What you should do:
Repeat the data in full. Every line must match.

BEGIN Data to process

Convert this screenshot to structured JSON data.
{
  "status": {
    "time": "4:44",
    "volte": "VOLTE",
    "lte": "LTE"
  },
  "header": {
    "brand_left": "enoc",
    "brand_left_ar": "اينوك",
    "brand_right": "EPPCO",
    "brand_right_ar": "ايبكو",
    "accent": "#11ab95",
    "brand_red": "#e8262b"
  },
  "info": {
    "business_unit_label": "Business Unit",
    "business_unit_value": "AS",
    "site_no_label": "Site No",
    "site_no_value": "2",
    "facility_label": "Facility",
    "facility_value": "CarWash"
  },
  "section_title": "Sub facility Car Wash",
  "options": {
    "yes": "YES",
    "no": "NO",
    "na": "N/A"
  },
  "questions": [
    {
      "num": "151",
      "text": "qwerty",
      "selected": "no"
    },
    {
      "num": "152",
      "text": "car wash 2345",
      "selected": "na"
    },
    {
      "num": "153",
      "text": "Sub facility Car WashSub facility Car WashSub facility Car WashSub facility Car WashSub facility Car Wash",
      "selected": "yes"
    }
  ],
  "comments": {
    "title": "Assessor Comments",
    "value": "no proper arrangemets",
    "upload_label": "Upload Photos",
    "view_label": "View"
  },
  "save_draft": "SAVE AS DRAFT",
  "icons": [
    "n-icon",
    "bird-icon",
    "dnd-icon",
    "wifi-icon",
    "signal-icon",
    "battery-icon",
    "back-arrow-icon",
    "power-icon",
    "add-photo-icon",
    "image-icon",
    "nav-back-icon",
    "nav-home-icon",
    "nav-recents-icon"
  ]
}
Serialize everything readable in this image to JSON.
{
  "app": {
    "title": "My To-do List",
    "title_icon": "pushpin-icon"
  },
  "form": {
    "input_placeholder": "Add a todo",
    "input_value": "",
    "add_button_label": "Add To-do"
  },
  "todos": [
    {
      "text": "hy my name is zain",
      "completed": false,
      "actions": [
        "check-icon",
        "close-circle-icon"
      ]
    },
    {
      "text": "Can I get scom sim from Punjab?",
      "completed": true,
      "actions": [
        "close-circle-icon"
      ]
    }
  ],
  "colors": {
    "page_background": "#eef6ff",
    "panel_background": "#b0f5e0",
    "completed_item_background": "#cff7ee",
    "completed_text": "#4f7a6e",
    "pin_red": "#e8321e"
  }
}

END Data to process

Reply to the exercise:
Convert this screenshot to structured JSON data.
{
  "status": {
    "time": "4:44",
    "volte": "VOLTE",
    "lte": "LTE"
  },
  "header": {
    "brand_left": "enoc",
    "brand_left_ar": "اينوك",
    "brand_right": "EPPCO",
    "brand_right_ar": "ايبكو",
    "accent": "#11ab95",
    "brand_red": "#e8262b"
  },
  "info": {
    "business_unit_label": "Business Unit",
    "business_unit_value": "AS",
    "site_no_label": "Site No",
    "site_no_value": "2",
    "facility_label": "Facility",
    "facility_value": "CarWash"
  },
  "section_title": "Sub facility Car Wash",
  "options": {
    "yes": "YES",
    "no": "NO",
    "na": "N/A"
  },
  "questions": [
    {
      "num": "151",
      "text": "qwerty",
      "selected": "no"
    },
    {
      "num": "152",
      "text": "car wash 2345",
      "selected": "na"
    },
    {
      "num": "153",
      "text": "Sub facility Car WashSub facility Car WashSub facility Car WashSub facility Car WashSub facility Car Wash",
      "selected": "yes"
    }
  ],
  "comments": {
    "title": "Assessor Comments",
    "value": "no proper arrangemets",
    "upload_label": "Upload Photos",
    "view_label": "View"
  },
  "save_draft": "SAVE AS DRAFT",
  "icons": [
    "n-icon",
    "bird-icon",
    "dnd-icon",
    "wifi-icon",
    "signal-icon",
    "battery-icon",
    "back-arrow-icon",
    "power-icon",
    "add-photo-icon",
    "image-icon",
    "nav-back-icon",
    "nav-home-icon",
    "nav-recents-icon"
  ]
}
Serialize everything readable in this image to JSON.
{
  "app": {
    "title": "My To-do List",
    "title_icon": "pushpin-icon"
  },
  "form": {
    "input_placeholder": "Add a todo",
    "input_value": "",
    "add_button_label": "Add To-do"
  },
  "todos": [
    {
      "text": "hy my name is zain",
      "completed": false,
      "actions": [
        "check-icon",
        "close-circle-icon"
      ]
    },
    {
      "text": "Can I get scom sim from Punjab?",
      "completed": true,
      "actions": [
        "close-circle-icon"
      ]
    }
  ],
  "colors": {
    "page_background": "#eef6ff",
    "panel_background": "#b0f5e0",
    "completed_item_background": "#cff7ee",
    "completed_text": "#4f7a6e",
    "pin_red": "#e8321e"
  }
}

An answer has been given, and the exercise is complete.